'''

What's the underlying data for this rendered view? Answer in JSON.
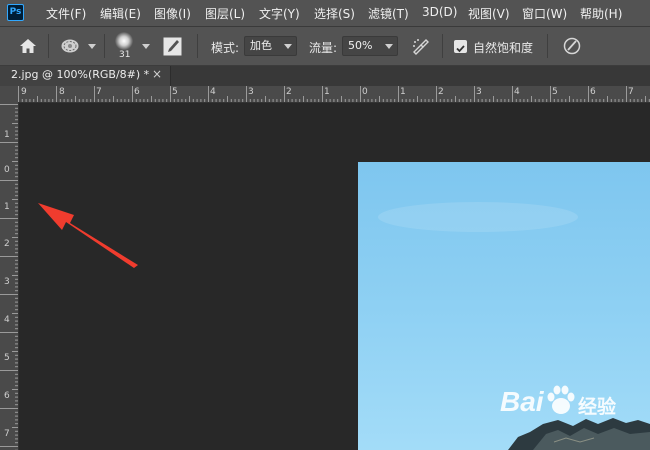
{
  "app": {
    "logo": "Ps"
  },
  "menu": [
    "文件(F)",
    "编辑(E)",
    "图像(I)",
    "图层(L)",
    "文字(Y)",
    "选择(S)",
    "滤镜(T)",
    "3D(D)",
    "视图(V)",
    "窗口(W)",
    "帮助(H)"
  ],
  "options": {
    "brush_size": "31",
    "mode_label": "模式:",
    "mode_value": "加色",
    "flow_label": "流量:",
    "flow_value": "50%",
    "saturation_label": "自然饱和度",
    "saturation_checked": true
  },
  "document": {
    "tab_title": "2.jpg @ 100%(RGB/8#) *",
    "close_icon": "×"
  },
  "ruler_top": [
    "9",
    "8",
    "7",
    "6",
    "5",
    "4",
    "3",
    "2",
    "1",
    "0",
    "1",
    "2",
    "3",
    "4",
    "5",
    "6",
    "7"
  ],
  "ruler_left": [
    "1",
    "0",
    "1",
    "2",
    "3",
    "4",
    "5",
    "6",
    "7"
  ],
  "watermark": {
    "brand": "Bai",
    "brand2": "经验"
  },
  "colors": {
    "accent": "#31a8ff",
    "arrow": "#f03c2e",
    "sky": "#8ed0f3"
  },
  "icons": [
    "home-icon",
    "brush-preset-icon",
    "brush-tip-icon",
    "brush-panel-icon",
    "airbrush-icon",
    "pressure-icon"
  ]
}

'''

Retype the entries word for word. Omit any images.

What's the underlying data for this rendered view? Answer in JSON.
{
  "app": {
    "logo": "Ps"
  },
  "menu": [
    "文件(F)",
    "编辑(E)",
    "图像(I)",
    "图层(L)",
    "文字(Y)",
    "选择(S)",
    "滤镜(T)",
    "3D(D)",
    "视图(V)",
    "窗口(W)",
    "帮助(H)"
  ],
  "options": {
    "brush_size": "31",
    "mode_label": "模式:",
    "mode_value": "加色",
    "flow_label": "流量:",
    "flow_value": "50%",
    "saturation_label": "自然饱和度",
    "saturation_checked": true
  },
  "document": {
    "tab_title": "2.jpg @ 100%(RGB/8#) *",
    "close_icon": "×"
  },
  "ruler_top": [
    "9",
    "8",
    "7",
    "6",
    "5",
    "4",
    "3",
    "2",
    "1",
    "0",
    "1",
    "2",
    "3",
    "4",
    "5",
    "6",
    "7"
  ],
  "ruler_left": [
    "1",
    "0",
    "1",
    "2",
    "3",
    "4",
    "5",
    "6",
    "7"
  ],
  "watermark": {
    "brand": "Bai",
    "brand2": "经验"
  },
  "colors": {
    "accent": "#31a8ff",
    "arrow": "#f03c2e",
    "sky": "#8ed0f3"
  },
  "icons": [
    "home-icon",
    "brush-preset-icon",
    "brush-tip-icon",
    "brush-panel-icon",
    "airbrush-icon",
    "pressure-icon"
  ]
}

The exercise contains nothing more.